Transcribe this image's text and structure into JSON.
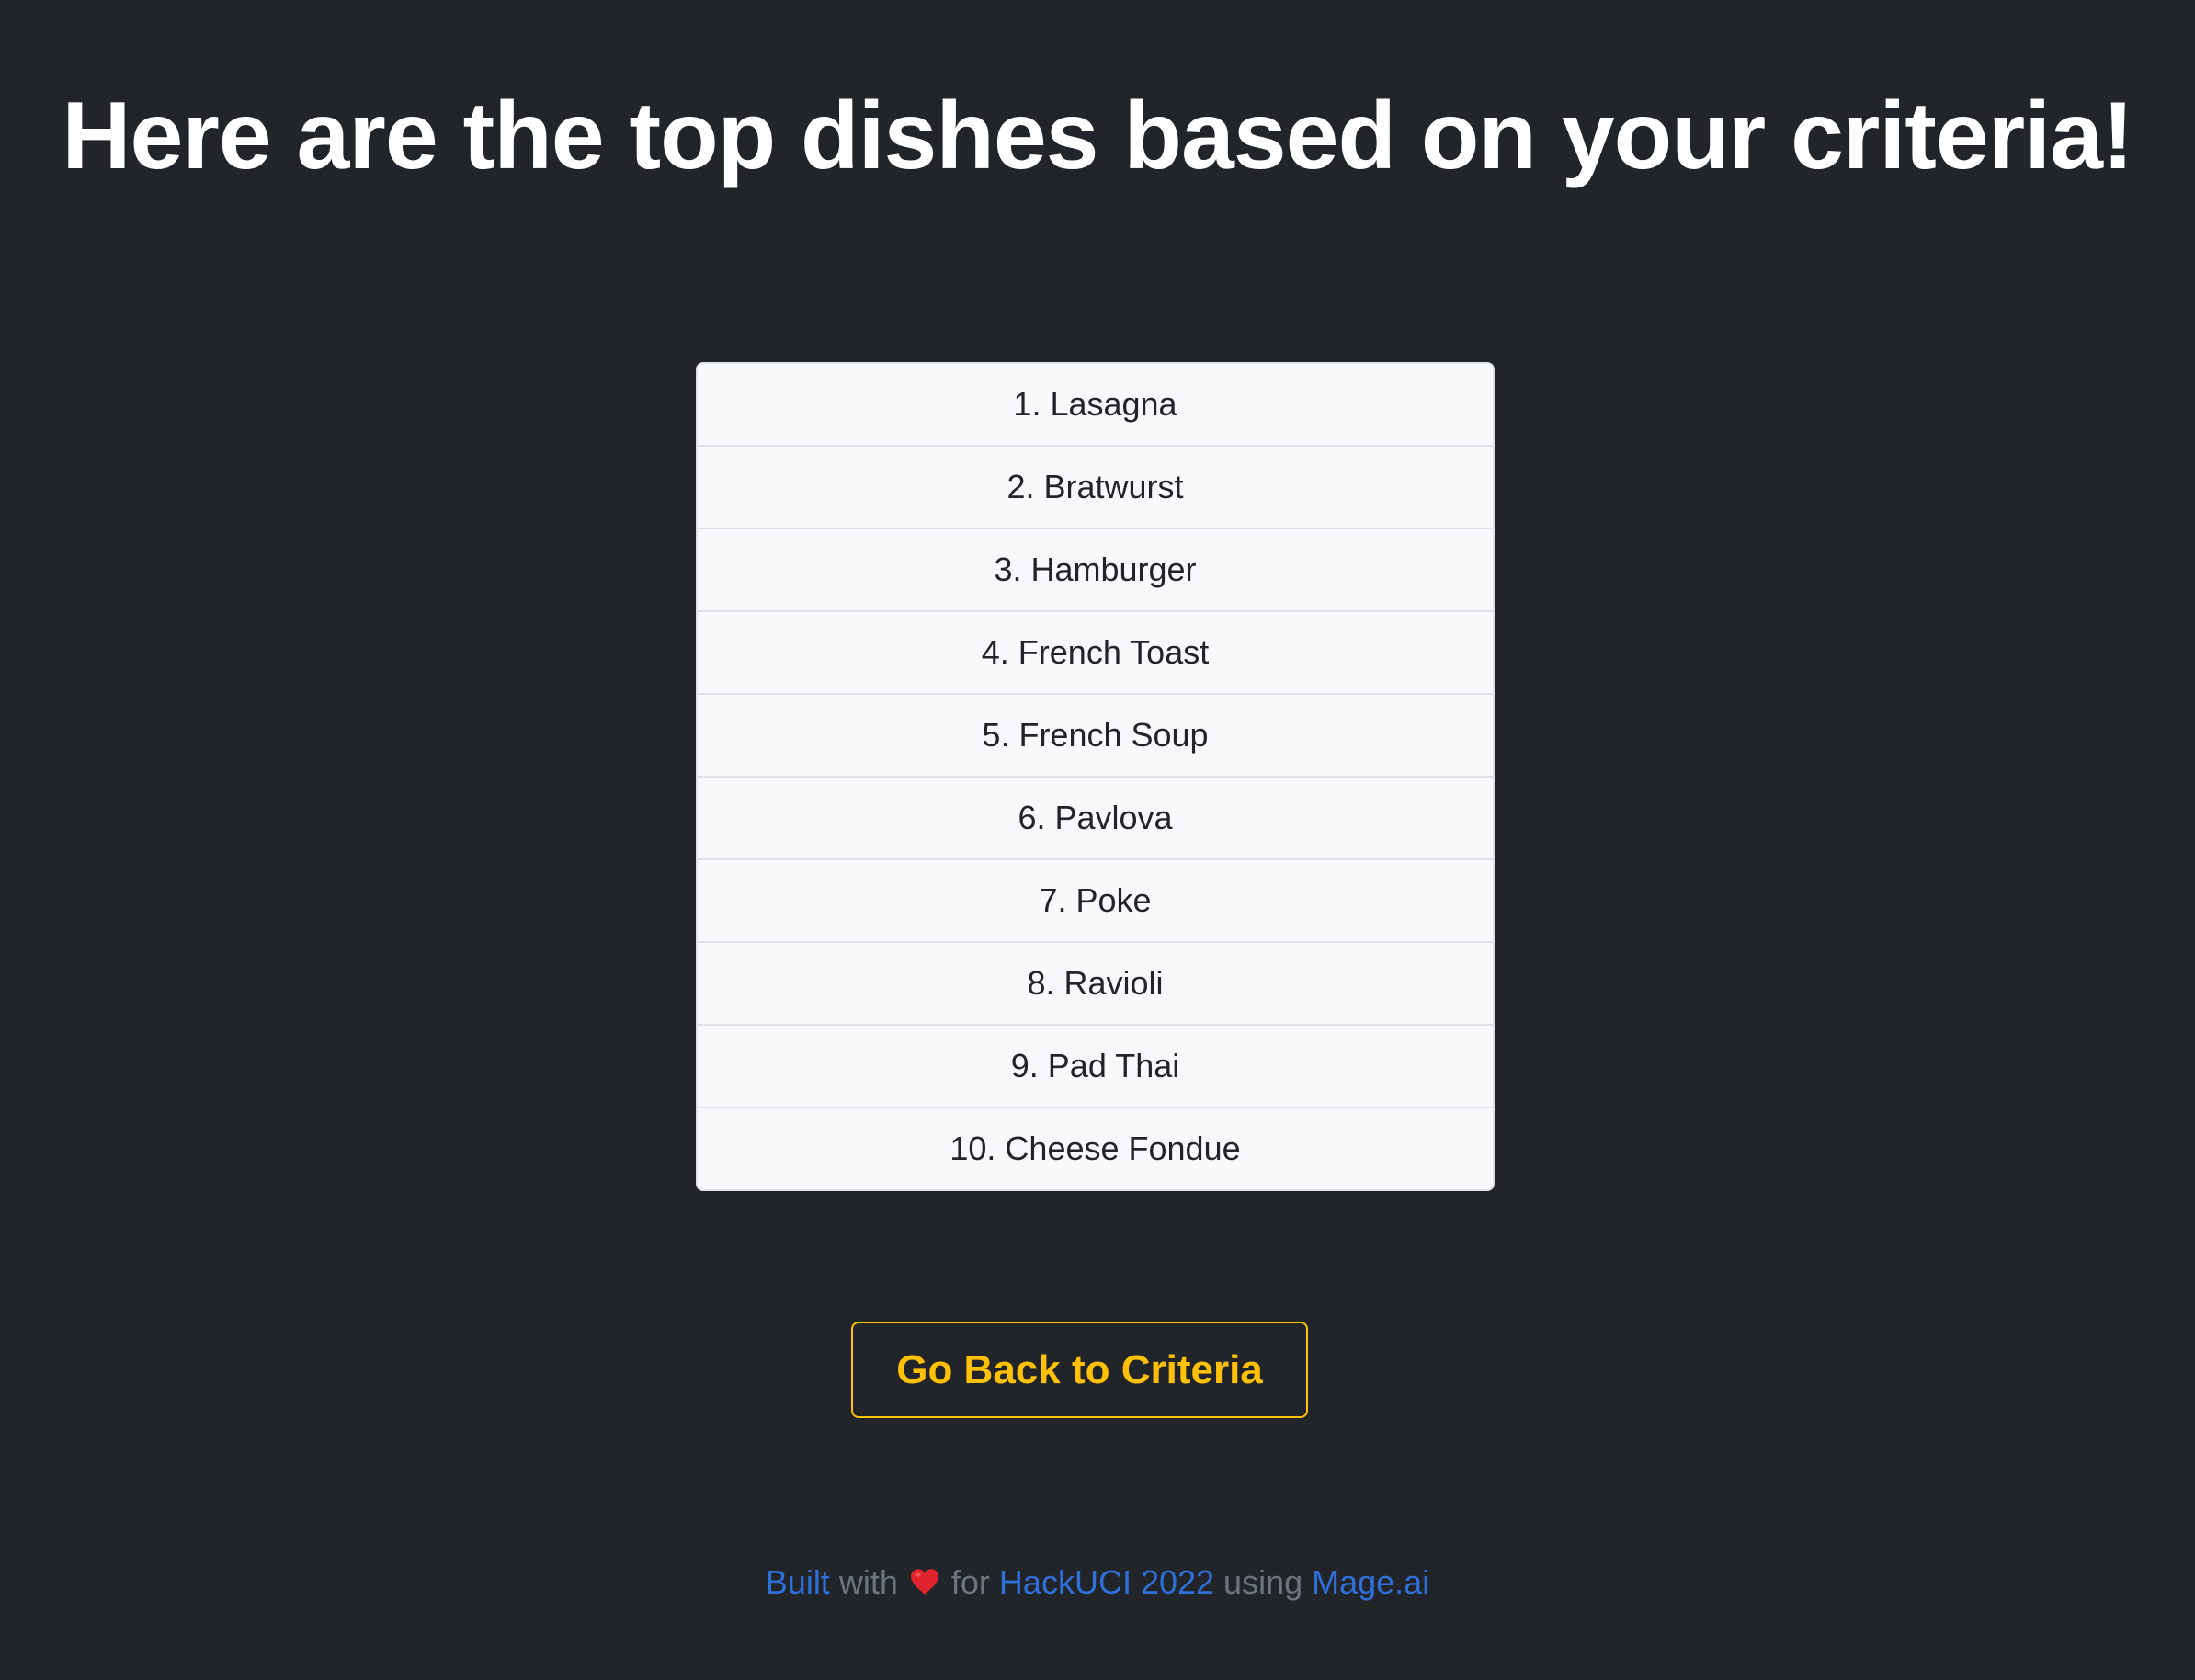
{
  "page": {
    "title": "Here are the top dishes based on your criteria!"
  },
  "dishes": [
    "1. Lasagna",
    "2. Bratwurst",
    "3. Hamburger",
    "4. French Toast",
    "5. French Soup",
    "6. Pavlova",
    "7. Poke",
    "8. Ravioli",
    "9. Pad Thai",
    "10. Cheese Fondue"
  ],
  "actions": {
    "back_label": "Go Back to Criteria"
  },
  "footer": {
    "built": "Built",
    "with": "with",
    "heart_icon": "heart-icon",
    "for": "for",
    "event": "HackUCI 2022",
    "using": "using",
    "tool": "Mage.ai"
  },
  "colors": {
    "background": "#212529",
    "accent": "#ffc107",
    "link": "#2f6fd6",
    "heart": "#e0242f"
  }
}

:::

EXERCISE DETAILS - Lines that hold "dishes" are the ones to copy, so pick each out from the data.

OUTPUT FOR THIS EXERCISE -
    "title": "Here are the top dishes based on your criteria!"
  "dishes": [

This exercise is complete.